**TASK TO CARRY OUT**
The records below are split into lines. How many of those lines contain the string "Level"? Reply with the number only.

[Website and app data records]

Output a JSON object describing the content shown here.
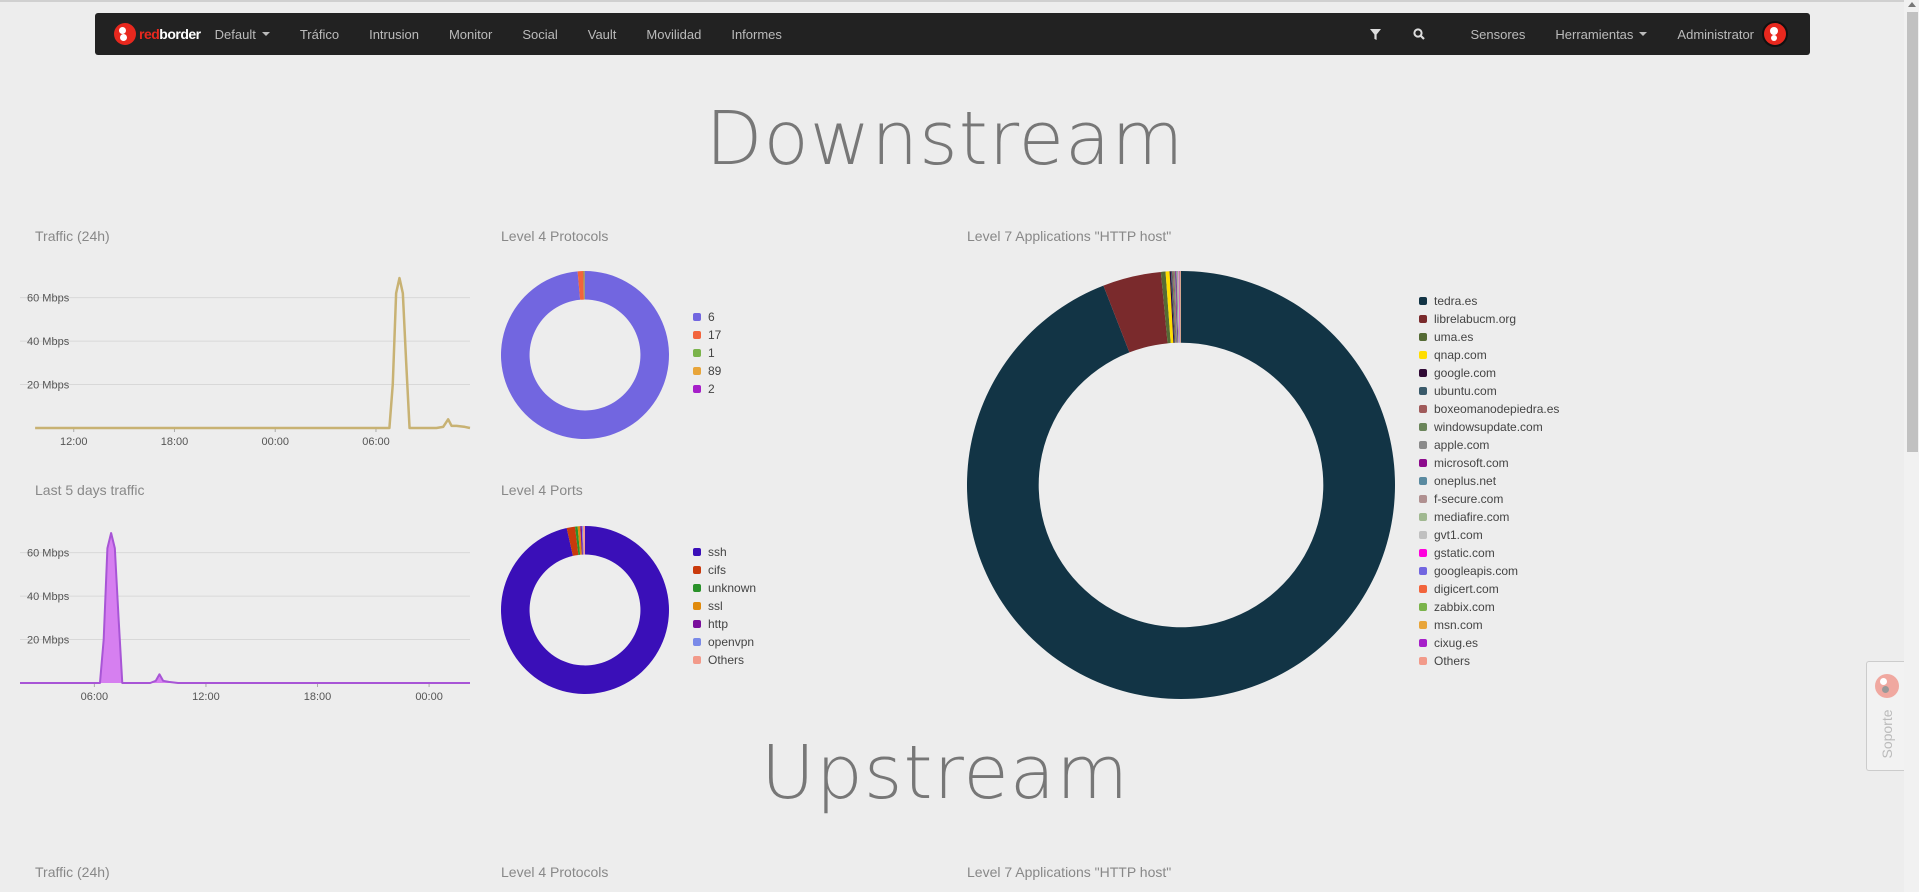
{
  "navbar": {
    "brand": {
      "red": "red",
      "white": "border"
    },
    "dashboard_select": "Default",
    "items": [
      "Tráfico",
      "Intrusion",
      "Monitor",
      "Social",
      "Vault",
      "Movilidad",
      "Informes"
    ],
    "filter_icon": "filter-icon",
    "search_icon": "search-icon",
    "sensores": "Sensores",
    "herramientas": "Herramientas",
    "user": "Administrator"
  },
  "sections": {
    "downstream": "Downstream",
    "upstream": "Upstream"
  },
  "panels": {
    "traffic24": "Traffic (24h)",
    "last5days": "Last 5 days traffic",
    "l4protocols": "Level 4 Protocols",
    "l4ports": "Level 4 Ports",
    "l7apps": "Level 7 Applications \"HTTP host\""
  },
  "upstream_panels": {
    "traffic24": "Traffic (24h)",
    "l4protocols": "Level 4 Protocols",
    "l7apps": "Level 7 Applications \"HTTP host\""
  },
  "soporte": "Soporte",
  "chart_data": [
    {
      "id": "traffic24",
      "type": "line",
      "title": "Traffic (24h)",
      "color": "#c8b273",
      "ylabel": "",
      "ylim": [
        0,
        75
      ],
      "yticks": [
        20,
        40,
        60
      ],
      "ytick_labels": [
        "20 Mbps",
        "40 Mbps",
        "60 Mbps"
      ],
      "xlim": [
        -2.3,
        10.3
      ],
      "xticks": [
        0,
        6,
        12,
        18
      ],
      "xtick_labels": [
        "12:00",
        "18:00",
        "00:00",
        "06:00"
      ],
      "x": [
        -2.3,
        18.8,
        19.0,
        19.2,
        19.4,
        19.6,
        19.8,
        20.0,
        20.2,
        20.6,
        21.0,
        21.6,
        22.0,
        22.3,
        22.5,
        22.8,
        23.3,
        23.6
      ],
      "y": [
        0,
        0,
        20,
        62,
        69,
        62,
        30,
        0,
        0,
        0,
        0,
        0,
        0.5,
        4,
        1,
        1,
        0.5,
        0
      ],
      "grid": true,
      "note": "x in hours from 12:00; plotted using offset"
    },
    {
      "id": "last5days",
      "type": "area",
      "title": "Last 5 days traffic",
      "color": "#a855d6",
      "fill": "#d67ff0",
      "ylim": [
        0,
        75
      ],
      "yticks": [
        20,
        40,
        60
      ],
      "ytick_labels": [
        "20 Mbps",
        "40 Mbps",
        "60 Mbps"
      ],
      "xticks": [
        6,
        12,
        18,
        24
      ],
      "xtick_labels": [
        "06:00",
        "12:00",
        "18:00",
        "00:00"
      ],
      "x": [
        2.0,
        6.3,
        6.5,
        6.7,
        6.9,
        7.1,
        7.3,
        7.5,
        8.0,
        9.0,
        9.3,
        9.5,
        9.7,
        10.0,
        10.5,
        26.2
      ],
      "y": [
        0,
        0,
        20,
        62,
        69,
        62,
        30,
        0,
        0,
        0,
        1,
        4,
        1,
        0.5,
        0,
        0
      ],
      "grid": true
    },
    {
      "id": "l4protocols",
      "type": "pie",
      "title": "Level 4 Protocols",
      "labels": [
        "6",
        "17",
        "1",
        "89",
        "2"
      ],
      "values": [
        98.6,
        1.1,
        0.2,
        0.05,
        0.05
      ],
      "colors": [
        "#7266e0",
        "#f2643c",
        "#7ab34a",
        "#e8a53a",
        "#a61fc9"
      ]
    },
    {
      "id": "l4ports",
      "type": "pie",
      "title": "Level 4 Ports",
      "labels": [
        "ssh",
        "cifs",
        "unknown",
        "ssl",
        "http",
        "openvpn",
        "Others"
      ],
      "values": [
        96.5,
        1.6,
        0.5,
        0.5,
        0.3,
        0.2,
        0.4
      ],
      "colors": [
        "#3a0fb8",
        "#c93a0c",
        "#2a922a",
        "#e08a0c",
        "#7a0f9c",
        "#7a8ae8",
        "#f29a8a"
      ]
    },
    {
      "id": "l7apps",
      "type": "pie",
      "title": "Level 7 Applications \"HTTP host\"",
      "labels": [
        "tedra.es",
        "librelabucm.org",
        "uma.es",
        "qnap.com",
        "google.com",
        "ubuntu.com",
        "boxeomanodepiedra.es",
        "windowsupdate.com",
        "apple.com",
        "microsoft.com",
        "oneplus.net",
        "f-secure.com",
        "mediafire.com",
        "gvt1.com",
        "gstatic.com",
        "googleapis.com",
        "digicert.com",
        "zabbix.com",
        "msn.com",
        "cixug.es",
        "Others"
      ],
      "values": [
        94.0,
        4.4,
        0.35,
        0.3,
        0.1,
        0.1,
        0.08,
        0.08,
        0.07,
        0.06,
        0.05,
        0.05,
        0.05,
        0.04,
        0.03,
        0.03,
        0.03,
        0.02,
        0.02,
        0.02,
        0.02
      ],
      "colors": [
        "#123445",
        "#7a2a2c",
        "#556b35",
        "#ffdd00",
        "#300a35",
        "#3a5a6a",
        "#a05a5a",
        "#6a855a",
        "#8a8a8a",
        "#8c0a8c",
        "#5a8aa0",
        "#b09090",
        "#a0b890",
        "#c0c0c0",
        "#ff00dd",
        "#7266e0",
        "#f2643c",
        "#7ab34a",
        "#e8a53a",
        "#a61fc9",
        "#f29a8a"
      ]
    }
  ]
}
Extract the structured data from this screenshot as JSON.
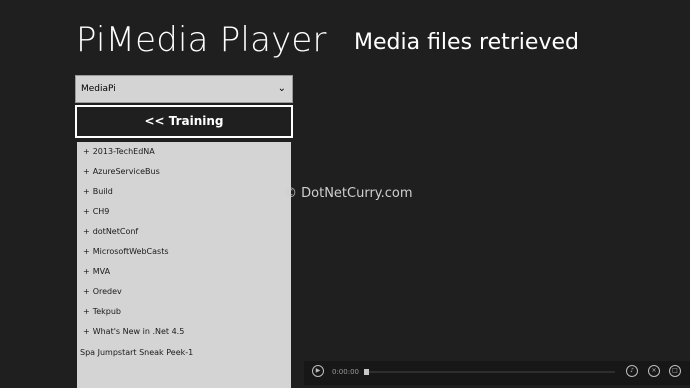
{
  "header": {
    "app_title": "PiMedia Player",
    "status": "Media files retrieved"
  },
  "source_select": {
    "selected": "MediaPi"
  },
  "back_button": {
    "label": "<< Training"
  },
  "folders": [
    {
      "label": "2013-TechEdNA",
      "expandable": true
    },
    {
      "label": "AzureServiceBus",
      "expandable": true
    },
    {
      "label": "Build",
      "expandable": true
    },
    {
      "label": "CH9",
      "expandable": true
    },
    {
      "label": "dotNetConf",
      "expandable": true
    },
    {
      "label": "MicrosoftWebCasts",
      "expandable": true
    },
    {
      "label": "MVA",
      "expandable": true
    },
    {
      "label": "Oredev",
      "expandable": true
    },
    {
      "label": "Tekpub",
      "expandable": true
    },
    {
      "label": "What's New in .Net 4.5",
      "expandable": true
    },
    {
      "label": "Spa Jumpstart Sneak Peek-1",
      "expandable": false
    }
  ],
  "watermark": "© DotNetCurry.com",
  "player": {
    "time": "0:00:00",
    "icons": [
      "play-icon",
      "volume-icon",
      "close-icon",
      "fullscreen-icon"
    ]
  },
  "colors": {
    "background": "#1f1f1f",
    "list_background": "#d4d4d4",
    "player_bar": "#171717"
  }
}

**YOUR RESPONSE**
8